First grade has begun.
The “Loowit” classroom (1st and 2nd graders) takes it name from the original name for Mt. St. Helens:
Native cultures in the Pacific Northwest, such as the Salish and Klickitat Indians, called Mt. St. Helens “Loo-Wit Lat-kla” (fire mountain or smoking mountain). According to Indian legend, Loowit (Mt. St. Helens) was once a beautiful maiden. When two sons of the Great Spirit fell in love with her, she could not choose between them. The two braves, “Wy’East” (Mt. Hood) and “Pahto” (Mt. Adams) fought over her, throwing fiery rocks at each other and causing earthquakes. The Great Spirit was furious: he smote all three and erected a mighty mountain peak where each fell. Because Loowit was a beautiful maiden, her mountain (Mt. St. Helens) was a beautiful, symmetrical cone of dazzling white.

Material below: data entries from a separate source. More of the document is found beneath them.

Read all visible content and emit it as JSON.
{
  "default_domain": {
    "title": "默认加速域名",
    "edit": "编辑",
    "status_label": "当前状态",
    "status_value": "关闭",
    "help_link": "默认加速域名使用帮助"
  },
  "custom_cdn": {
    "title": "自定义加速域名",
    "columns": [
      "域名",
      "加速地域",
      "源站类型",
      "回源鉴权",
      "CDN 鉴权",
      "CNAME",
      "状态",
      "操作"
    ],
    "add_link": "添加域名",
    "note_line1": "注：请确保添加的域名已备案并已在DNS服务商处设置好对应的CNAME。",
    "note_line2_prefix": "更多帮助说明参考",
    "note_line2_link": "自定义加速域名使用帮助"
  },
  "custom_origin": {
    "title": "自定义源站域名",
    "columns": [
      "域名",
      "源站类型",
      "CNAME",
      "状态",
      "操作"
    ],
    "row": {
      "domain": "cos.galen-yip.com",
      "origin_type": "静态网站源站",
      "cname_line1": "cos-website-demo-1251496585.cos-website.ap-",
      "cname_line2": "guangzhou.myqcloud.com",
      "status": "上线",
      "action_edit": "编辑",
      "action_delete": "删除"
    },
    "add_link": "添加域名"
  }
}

This year the class is almost all 1st graders, so teacher Jackie (and assistant Michelle, formerly Kindergarten assistant) are going to need some extra patience…and sleep!
Jackie Taylor is the teacher, whom we’ve interacted with on some level since we started going to Gardner 3 years ago (and our beloved aftercare genius Willis is her husband). We’ve heard stories about what awesome teacher she is, so we have been looking forward to Loowit.
I was impressed when we received this postcard over the summer:
Besides taking a field trip to Fort Vancouver, we recently learned that later this school year, D’s class will go on an overnight field trip to the zoo—without parents! I wasn’t 100% prepared for that (Jackie assures me no parent is!) but I know it will be a great learning experience for all of us.
Here is D on his first day back on campus (yes, tired, probably from getting up early to plan his outfit). Please note his “Damien Lillard” basketball shoes, of which is is so, so proud:
And here is a nice shot of the name tags the kids made for their cubbies on the first day:
I love how you can start to really see the personalities of the kids in their name tags. They are all interesting, and surprisingly different from one another (sometimes I wish D’s name was shorter; look at Aiko’s block letter success!).
Here is D with his buddy for the year, the 6th grader Neil:
And finally here is a dispatch from Jackie, that gives you a sense of her discipline and focus:
Dear Families,At the end of last week the Loowits asked about sharings (or show and tell).Sharings are a terrific way to build community, gain confidence with speaking in front of others and strengthen communication skills. We discussed the idea at our morning meeting and came up with the following criteria for bringing something to share at school:
- something you made
- something important to you
- something you’ve earned
- something you’ve found or that you collect
- a story, experience or memoryStudents should ask before bringing a sharing to school. Once we’ve decided it meets the criteria and chosen the best day, their name will be placed on the calendar.On Friday the students learned (or reviewed) how to play the math game Dice Race. Many children were interested in playing the game at home so you may have seen the sheets in backpacks. To play the game, your child simply rolls two dice and adds to find the sum. The sum is written in the appropriate column and play continues until at least 3 numbers reach the top. The game is great for reinforcing number writing, addition fluency and even probability. If your Loowitter plays the game at home that’s great! S/he can bring it back to school if desired, but it can stay at home as well. I’ve attached a copy for anyone interested!Loowits are also working on skip counting in math. Right now we are practicing 5s and 2s. Practicing this in the car or on walks can really help kids master these skills quickly.
And here is D on sweat equity day, flattening cardboard into the recycling dumpster, with Spanish teacher Maria. Maria told me she was delighted that D volunteered to get inside the dumpster.